[Data about app and page elements]
# # # # # # #

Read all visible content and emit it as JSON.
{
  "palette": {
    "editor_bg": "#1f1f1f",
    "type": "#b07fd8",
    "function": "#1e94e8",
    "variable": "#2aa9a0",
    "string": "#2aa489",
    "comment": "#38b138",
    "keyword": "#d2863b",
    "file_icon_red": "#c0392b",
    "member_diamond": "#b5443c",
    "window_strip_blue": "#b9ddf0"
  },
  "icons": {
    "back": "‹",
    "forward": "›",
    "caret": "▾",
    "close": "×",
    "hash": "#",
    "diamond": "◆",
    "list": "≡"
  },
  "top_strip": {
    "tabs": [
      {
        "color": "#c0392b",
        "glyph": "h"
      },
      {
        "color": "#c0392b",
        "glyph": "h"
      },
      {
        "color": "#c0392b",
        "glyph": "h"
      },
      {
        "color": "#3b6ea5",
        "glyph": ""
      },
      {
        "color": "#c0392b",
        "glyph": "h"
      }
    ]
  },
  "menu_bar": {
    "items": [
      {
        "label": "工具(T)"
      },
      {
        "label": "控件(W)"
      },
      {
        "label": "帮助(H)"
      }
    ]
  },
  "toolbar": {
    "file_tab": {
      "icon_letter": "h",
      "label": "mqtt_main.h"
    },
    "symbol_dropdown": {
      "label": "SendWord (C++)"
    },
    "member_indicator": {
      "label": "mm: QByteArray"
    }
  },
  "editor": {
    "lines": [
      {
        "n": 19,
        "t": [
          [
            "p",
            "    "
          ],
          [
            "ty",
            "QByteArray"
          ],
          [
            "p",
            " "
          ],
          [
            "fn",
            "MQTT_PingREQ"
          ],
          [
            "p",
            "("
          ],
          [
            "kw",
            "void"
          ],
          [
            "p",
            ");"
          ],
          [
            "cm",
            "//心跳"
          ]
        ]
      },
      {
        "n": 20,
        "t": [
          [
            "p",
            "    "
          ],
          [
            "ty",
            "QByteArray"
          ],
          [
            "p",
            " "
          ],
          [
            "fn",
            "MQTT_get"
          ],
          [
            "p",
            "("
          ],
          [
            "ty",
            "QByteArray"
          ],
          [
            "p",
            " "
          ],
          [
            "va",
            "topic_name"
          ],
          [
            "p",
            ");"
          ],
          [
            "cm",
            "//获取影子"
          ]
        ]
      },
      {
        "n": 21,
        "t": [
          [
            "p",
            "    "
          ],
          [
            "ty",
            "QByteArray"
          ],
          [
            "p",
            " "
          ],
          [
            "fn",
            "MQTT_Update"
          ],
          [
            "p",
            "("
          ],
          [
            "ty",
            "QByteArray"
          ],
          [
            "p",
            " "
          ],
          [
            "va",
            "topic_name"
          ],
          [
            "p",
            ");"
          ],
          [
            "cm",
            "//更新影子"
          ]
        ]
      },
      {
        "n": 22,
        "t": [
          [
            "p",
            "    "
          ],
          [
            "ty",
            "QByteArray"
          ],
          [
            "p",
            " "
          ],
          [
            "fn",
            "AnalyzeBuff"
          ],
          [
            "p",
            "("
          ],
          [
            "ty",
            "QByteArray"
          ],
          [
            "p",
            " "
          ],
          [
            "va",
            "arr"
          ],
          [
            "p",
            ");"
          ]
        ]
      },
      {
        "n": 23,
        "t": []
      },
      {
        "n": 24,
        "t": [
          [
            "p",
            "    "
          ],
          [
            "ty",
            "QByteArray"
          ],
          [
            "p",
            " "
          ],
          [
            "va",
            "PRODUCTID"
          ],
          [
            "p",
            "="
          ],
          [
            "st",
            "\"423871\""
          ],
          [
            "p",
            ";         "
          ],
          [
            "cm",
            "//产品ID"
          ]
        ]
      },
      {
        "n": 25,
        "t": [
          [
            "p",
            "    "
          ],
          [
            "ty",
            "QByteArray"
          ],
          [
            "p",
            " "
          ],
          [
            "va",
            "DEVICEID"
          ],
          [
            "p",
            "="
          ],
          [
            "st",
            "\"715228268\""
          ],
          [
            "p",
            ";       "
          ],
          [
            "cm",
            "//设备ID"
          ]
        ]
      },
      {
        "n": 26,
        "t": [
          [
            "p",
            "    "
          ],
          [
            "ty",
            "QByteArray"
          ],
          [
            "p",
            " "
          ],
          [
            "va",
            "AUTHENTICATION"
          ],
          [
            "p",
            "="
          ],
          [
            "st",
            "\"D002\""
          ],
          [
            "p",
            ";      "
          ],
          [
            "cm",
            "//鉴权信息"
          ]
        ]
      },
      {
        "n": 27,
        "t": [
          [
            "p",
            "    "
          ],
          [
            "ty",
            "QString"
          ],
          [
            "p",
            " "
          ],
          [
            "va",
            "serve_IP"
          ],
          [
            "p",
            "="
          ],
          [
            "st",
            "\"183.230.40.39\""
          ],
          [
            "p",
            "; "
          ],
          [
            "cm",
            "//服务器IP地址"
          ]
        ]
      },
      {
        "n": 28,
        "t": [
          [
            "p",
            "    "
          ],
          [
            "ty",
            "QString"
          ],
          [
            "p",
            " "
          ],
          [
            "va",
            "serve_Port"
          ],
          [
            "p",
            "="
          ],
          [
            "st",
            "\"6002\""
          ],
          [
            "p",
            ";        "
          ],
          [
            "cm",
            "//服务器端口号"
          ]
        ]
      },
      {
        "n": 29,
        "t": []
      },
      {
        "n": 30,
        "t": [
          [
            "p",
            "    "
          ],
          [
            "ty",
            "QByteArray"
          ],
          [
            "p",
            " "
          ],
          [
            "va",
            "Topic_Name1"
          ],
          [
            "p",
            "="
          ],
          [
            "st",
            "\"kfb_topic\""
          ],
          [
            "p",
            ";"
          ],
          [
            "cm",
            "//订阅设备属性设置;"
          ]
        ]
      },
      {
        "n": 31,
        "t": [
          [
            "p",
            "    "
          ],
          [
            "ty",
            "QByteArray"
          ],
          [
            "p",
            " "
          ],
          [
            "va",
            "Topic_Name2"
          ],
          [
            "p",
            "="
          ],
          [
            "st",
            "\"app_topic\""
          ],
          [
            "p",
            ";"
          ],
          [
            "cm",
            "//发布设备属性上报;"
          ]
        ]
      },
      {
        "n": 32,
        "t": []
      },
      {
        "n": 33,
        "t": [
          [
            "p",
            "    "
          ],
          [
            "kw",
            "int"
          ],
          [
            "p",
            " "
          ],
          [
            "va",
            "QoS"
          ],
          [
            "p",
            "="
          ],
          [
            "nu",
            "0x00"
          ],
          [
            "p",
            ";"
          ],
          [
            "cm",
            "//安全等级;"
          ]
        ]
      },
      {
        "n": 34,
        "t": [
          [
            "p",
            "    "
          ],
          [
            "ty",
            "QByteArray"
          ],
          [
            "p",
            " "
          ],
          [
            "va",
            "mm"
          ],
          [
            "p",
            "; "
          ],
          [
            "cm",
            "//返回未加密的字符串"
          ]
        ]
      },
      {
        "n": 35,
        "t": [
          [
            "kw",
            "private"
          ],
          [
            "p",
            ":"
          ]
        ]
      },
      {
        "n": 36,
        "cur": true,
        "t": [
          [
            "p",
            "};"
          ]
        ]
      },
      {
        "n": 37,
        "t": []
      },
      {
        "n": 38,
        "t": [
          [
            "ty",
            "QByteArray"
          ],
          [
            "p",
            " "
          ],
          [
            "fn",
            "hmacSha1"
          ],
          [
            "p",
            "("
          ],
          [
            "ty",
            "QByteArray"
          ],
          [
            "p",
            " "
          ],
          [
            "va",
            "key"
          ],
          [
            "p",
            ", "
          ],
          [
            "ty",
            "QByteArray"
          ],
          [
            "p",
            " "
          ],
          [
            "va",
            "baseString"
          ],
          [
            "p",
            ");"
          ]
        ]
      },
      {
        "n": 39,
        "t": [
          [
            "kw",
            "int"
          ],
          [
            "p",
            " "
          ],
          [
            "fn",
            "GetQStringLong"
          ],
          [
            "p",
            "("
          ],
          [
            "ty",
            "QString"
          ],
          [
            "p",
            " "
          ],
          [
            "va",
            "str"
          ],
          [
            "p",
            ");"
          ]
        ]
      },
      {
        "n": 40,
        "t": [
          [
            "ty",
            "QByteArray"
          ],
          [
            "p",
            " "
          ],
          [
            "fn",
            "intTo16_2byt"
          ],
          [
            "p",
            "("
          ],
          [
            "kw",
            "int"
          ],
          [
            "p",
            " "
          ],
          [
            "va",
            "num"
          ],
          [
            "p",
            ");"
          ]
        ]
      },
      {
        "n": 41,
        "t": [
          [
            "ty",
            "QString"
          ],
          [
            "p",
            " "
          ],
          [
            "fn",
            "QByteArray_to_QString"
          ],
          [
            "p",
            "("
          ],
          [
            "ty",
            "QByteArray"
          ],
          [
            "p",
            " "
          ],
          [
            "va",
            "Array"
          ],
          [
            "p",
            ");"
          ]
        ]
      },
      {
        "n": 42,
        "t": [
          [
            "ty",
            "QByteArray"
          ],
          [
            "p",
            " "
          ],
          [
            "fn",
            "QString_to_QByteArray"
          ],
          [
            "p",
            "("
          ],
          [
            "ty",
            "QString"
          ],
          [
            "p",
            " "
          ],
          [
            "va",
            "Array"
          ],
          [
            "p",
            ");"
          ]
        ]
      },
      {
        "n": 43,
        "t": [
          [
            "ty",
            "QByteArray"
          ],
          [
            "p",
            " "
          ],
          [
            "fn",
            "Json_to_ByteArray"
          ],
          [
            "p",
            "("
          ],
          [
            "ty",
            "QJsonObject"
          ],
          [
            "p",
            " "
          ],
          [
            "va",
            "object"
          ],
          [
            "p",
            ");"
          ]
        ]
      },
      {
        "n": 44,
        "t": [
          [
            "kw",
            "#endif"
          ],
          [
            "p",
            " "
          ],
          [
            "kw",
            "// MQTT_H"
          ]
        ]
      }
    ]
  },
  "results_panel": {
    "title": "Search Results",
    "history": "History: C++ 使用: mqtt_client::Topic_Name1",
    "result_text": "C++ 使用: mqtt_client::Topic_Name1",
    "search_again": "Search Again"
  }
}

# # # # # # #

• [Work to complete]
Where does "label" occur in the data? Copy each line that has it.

• [Response to this task]
        "label": "工具(T)"
        "label": "控件(W)"
        "label": "帮助(H)"
      "label": "mqtt_main.h"
      "label": "SendWord (C++)"
      "label": "mm: QByteArray"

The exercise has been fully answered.